Women in the Church are seldom in the limelight. The priesthood is given to men, the leadership is largely given to men, the breadwinning is affirmed to be the man’s role. But does this diminish their value? I do not believe so. President Hinckley recently stated that Church doctrine states that men and women are equal, and that he actually shows a little favoritism towards his daughters (Ensign, November 2004, “The Women in Our Lives,” Gordon B. Hinckley). Though a background role may be more humble and seemingly unappreciated, it is often the backbone of any great work. The women of the Church are equal and essential. So is the relationship between our Heavenly Father and Mother.

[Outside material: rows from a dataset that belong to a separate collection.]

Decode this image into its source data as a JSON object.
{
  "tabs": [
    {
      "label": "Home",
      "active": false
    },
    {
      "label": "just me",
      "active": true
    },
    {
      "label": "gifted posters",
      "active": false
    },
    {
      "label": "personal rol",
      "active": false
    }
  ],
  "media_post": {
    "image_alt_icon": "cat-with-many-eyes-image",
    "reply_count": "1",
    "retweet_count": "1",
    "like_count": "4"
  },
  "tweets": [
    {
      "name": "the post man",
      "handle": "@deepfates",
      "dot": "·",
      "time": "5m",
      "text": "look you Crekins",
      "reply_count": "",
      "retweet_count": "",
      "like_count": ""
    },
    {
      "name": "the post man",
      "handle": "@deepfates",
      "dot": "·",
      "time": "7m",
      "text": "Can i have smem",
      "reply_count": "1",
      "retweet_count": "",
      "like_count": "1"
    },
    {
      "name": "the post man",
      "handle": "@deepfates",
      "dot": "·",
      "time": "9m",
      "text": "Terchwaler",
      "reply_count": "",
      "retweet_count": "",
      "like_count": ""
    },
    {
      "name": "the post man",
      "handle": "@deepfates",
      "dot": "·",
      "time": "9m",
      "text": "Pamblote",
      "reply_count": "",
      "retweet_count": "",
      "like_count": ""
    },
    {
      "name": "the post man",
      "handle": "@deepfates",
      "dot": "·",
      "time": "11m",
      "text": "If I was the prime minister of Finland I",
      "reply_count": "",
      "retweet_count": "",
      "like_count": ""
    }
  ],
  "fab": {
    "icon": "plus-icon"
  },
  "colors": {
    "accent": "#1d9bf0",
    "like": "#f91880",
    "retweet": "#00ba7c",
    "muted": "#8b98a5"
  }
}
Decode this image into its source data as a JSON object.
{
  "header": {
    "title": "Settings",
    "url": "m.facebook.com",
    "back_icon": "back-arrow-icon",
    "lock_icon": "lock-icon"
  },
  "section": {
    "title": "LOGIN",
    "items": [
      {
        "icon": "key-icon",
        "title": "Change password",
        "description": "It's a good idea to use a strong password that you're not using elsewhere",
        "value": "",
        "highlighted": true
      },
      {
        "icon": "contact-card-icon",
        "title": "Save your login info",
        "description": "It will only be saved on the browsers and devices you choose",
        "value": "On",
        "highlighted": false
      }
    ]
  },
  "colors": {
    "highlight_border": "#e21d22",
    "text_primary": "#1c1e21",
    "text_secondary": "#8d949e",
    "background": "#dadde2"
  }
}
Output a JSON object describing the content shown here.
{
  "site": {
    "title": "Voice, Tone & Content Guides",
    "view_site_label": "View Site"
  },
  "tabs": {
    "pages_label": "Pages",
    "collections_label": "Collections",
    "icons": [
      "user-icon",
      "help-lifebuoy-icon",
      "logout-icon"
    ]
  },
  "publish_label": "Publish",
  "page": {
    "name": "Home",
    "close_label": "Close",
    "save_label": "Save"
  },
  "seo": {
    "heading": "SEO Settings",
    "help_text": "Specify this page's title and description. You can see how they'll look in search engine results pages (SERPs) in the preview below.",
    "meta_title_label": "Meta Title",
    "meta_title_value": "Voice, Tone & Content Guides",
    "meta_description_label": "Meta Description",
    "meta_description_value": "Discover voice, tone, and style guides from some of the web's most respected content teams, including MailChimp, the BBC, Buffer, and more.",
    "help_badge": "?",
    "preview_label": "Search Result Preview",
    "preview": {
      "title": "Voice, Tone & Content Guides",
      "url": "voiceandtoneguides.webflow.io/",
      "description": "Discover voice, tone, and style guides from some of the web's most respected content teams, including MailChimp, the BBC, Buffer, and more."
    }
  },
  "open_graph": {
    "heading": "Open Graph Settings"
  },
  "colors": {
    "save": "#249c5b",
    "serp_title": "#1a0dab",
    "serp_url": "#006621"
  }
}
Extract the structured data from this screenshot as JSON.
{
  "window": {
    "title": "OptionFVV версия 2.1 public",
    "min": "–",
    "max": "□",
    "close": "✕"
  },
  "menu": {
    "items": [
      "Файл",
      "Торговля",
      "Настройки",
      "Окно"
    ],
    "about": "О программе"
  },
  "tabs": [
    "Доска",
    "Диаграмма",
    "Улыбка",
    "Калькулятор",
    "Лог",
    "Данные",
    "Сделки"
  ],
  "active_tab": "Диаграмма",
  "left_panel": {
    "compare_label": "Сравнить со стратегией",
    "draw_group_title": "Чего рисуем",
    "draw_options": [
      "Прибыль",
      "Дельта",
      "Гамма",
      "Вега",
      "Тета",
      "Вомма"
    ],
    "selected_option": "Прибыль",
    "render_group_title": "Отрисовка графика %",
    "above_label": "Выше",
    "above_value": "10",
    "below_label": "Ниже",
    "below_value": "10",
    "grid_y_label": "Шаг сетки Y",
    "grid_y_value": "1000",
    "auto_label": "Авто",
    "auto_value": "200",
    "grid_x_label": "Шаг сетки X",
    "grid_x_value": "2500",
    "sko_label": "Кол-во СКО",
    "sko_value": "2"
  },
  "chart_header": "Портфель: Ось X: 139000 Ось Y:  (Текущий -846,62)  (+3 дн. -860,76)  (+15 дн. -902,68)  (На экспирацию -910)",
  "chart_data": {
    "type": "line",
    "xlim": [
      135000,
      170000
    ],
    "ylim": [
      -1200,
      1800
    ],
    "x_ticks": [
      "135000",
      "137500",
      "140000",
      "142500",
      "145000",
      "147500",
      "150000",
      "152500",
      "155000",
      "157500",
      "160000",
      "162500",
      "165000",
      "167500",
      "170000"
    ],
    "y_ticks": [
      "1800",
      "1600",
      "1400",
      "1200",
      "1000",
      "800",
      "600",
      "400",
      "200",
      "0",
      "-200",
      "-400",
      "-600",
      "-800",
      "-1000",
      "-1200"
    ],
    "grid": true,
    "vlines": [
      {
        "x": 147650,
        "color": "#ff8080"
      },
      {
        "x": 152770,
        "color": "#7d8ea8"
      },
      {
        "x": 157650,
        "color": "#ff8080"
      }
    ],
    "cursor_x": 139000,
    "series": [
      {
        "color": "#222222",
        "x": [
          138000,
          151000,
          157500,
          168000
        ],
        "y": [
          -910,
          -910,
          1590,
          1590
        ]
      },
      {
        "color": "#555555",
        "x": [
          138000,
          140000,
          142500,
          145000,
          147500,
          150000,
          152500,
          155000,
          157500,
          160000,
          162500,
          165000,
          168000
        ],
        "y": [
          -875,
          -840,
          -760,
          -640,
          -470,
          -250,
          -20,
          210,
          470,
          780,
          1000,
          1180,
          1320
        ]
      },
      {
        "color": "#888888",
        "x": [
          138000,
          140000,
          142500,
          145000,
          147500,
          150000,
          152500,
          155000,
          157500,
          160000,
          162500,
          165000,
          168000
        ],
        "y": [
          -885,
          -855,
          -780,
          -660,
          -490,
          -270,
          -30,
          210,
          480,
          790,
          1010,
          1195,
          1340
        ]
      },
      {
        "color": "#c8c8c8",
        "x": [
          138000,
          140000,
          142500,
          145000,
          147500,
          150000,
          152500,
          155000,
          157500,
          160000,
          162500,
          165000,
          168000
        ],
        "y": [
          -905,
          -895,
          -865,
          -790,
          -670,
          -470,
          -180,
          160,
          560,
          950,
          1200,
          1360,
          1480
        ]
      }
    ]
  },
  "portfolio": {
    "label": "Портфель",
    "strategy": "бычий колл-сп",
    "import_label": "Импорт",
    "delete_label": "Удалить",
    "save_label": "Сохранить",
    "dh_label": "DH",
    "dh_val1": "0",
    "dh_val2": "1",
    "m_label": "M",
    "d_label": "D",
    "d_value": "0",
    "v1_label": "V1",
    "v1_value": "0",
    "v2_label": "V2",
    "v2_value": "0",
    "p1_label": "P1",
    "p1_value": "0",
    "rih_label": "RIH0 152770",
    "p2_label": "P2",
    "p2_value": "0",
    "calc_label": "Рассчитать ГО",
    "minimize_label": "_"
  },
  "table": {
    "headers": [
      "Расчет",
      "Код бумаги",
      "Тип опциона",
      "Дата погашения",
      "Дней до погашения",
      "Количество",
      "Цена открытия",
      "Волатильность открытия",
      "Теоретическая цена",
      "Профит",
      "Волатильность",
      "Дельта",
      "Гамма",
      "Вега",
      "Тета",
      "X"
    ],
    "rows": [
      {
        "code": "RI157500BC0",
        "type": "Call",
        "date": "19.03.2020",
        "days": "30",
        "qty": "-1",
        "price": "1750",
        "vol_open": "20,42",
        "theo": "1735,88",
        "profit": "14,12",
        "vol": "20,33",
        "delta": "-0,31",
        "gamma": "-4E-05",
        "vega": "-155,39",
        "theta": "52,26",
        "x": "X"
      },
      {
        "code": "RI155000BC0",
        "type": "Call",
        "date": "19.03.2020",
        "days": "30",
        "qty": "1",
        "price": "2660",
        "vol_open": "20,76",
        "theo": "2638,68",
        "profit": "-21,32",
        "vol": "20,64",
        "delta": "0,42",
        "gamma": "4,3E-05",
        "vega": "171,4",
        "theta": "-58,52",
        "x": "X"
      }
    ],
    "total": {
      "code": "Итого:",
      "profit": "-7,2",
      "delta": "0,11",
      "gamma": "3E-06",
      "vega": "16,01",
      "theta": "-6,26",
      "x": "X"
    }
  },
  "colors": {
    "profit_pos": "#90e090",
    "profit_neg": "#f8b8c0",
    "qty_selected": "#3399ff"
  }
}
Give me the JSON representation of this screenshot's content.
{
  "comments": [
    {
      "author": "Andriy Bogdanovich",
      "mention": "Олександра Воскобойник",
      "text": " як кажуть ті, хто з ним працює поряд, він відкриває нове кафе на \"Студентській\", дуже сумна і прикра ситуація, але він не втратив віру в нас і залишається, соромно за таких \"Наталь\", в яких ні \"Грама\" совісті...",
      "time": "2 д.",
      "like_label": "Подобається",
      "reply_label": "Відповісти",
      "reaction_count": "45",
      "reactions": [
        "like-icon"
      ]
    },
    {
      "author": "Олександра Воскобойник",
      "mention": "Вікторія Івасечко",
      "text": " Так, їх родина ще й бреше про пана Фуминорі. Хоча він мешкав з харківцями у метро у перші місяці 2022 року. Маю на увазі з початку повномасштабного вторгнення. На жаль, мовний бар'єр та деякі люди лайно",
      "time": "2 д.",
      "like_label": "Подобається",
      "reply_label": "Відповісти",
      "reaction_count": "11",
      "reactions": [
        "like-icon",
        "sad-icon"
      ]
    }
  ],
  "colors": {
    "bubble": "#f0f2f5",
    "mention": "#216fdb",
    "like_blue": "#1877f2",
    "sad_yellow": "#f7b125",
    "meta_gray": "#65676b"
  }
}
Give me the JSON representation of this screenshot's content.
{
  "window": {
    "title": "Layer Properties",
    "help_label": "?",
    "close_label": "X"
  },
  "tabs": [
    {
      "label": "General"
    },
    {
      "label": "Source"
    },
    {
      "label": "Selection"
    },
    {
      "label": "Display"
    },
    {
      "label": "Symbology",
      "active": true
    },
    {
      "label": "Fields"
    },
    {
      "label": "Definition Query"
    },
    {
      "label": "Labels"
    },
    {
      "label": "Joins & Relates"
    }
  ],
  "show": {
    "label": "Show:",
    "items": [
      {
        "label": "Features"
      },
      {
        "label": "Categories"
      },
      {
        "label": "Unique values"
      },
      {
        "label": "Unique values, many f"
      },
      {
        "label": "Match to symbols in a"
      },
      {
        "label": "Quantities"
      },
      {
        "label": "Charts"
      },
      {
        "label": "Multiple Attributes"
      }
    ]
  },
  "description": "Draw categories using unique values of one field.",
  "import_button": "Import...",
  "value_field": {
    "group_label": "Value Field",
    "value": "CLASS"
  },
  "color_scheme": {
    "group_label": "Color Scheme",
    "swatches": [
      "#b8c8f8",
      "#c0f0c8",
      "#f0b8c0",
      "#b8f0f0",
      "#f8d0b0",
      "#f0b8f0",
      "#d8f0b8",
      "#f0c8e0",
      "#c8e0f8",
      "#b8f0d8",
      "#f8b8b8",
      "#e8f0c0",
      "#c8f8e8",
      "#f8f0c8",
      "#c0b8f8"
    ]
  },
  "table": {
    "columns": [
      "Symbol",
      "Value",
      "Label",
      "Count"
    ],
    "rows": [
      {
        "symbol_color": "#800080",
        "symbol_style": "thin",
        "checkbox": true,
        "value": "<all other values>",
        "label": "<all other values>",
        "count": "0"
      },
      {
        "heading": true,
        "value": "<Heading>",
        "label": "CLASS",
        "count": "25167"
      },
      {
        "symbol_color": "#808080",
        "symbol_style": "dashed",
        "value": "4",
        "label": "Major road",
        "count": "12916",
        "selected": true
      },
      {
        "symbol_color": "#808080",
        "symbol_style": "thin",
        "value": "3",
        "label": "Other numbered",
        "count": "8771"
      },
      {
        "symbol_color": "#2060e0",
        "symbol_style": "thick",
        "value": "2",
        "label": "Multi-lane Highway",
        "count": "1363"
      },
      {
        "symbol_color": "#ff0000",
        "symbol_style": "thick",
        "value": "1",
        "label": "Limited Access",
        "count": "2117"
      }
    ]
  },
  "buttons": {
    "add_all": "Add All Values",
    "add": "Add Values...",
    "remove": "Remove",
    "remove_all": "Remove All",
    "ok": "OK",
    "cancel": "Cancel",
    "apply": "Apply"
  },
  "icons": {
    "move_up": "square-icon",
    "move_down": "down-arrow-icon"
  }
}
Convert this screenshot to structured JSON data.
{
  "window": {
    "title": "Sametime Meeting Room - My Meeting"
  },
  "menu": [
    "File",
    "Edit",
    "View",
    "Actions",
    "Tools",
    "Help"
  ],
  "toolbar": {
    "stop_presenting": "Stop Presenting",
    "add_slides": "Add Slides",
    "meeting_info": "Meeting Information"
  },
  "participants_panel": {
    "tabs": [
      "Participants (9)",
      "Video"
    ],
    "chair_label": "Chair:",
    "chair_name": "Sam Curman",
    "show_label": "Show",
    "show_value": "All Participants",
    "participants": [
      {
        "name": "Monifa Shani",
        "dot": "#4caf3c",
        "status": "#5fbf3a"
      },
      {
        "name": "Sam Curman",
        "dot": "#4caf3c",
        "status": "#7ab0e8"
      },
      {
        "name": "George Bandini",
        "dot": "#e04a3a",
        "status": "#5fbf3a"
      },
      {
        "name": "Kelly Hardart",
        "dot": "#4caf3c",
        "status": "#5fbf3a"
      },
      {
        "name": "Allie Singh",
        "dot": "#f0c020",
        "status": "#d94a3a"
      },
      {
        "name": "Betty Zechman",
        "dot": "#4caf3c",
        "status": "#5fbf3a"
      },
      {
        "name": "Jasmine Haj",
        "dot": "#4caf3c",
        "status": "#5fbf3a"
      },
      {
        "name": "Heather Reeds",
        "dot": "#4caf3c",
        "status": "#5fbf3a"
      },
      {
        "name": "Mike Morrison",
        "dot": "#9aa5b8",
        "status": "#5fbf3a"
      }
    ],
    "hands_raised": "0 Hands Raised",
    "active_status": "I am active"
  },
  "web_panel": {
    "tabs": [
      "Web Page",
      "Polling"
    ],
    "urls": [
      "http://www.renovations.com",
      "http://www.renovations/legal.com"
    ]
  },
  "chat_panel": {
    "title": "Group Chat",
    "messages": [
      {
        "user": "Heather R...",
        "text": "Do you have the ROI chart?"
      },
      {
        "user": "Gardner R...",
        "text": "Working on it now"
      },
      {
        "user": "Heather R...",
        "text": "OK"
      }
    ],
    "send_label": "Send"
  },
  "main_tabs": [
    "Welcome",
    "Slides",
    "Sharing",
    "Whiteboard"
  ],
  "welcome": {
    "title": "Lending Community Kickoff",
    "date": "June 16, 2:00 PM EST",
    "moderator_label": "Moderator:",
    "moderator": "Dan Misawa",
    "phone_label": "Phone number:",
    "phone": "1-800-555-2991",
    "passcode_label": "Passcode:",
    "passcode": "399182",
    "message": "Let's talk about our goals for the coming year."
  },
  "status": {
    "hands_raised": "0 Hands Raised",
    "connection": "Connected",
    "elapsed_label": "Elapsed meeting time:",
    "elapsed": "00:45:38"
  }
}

We may still appreciate, adore and love our Mother in Heaven. The Latter-day Saints' Millennial Star once stated, “It doesn't take from our worship of the Eternal Father, to adore our Eternal Mother….We honor woman when we acknowledge Godhood in her eternal Prototype” (“Our Mother in Heaven,” 620). With this knowledge, I feel it becomes almost an obligation for someone with knowledge of their Eternal Mother to love her, though caution still must be used to keep our adoration in proper order. But when one thinks about it, we owe our eternal lives to her as much as to the Father. We should be grateful for her gift of life.

Is our Mother in Heaven demeaned by the Church’s official stance towards her? I do not believe so. In truth, I don’t know the answers to most of the questions I posed earlier, and I would be grateful for any enlightenment. All I know is that I do love and adore her. I am grateful for the part she took in my creation, and for all the unseen work that I am sure she performs. I look forward to day that I meet her and her Eternal Companion, my Heavenly Father, to be held tightly in their arms.

When I leave this frail existence,

When I lay this mortal by,

Father, Mother, may I meet you

In your royal courts on high?

Further Reading

Wikipedia entry on Heavenly Mother

Feminine Mormon Housewives blog on Heavenly Mother

"Restoring the Ancient Church," A FAIR article with a portion on the ancient evidence of Heavenly Mother

"Is There a Place for Heavenly Mother in Mormon Theology," a Sunstone article from a more liberal standpoint

Greater Things webpage on Heavenly Mother with many links

Lightplanet article on Heavenly Mother with some good quotes

"The Mormon Concept of a Mother in Heaven," a chapter of the book Women and Authority: Re-emerging Mormon Feminism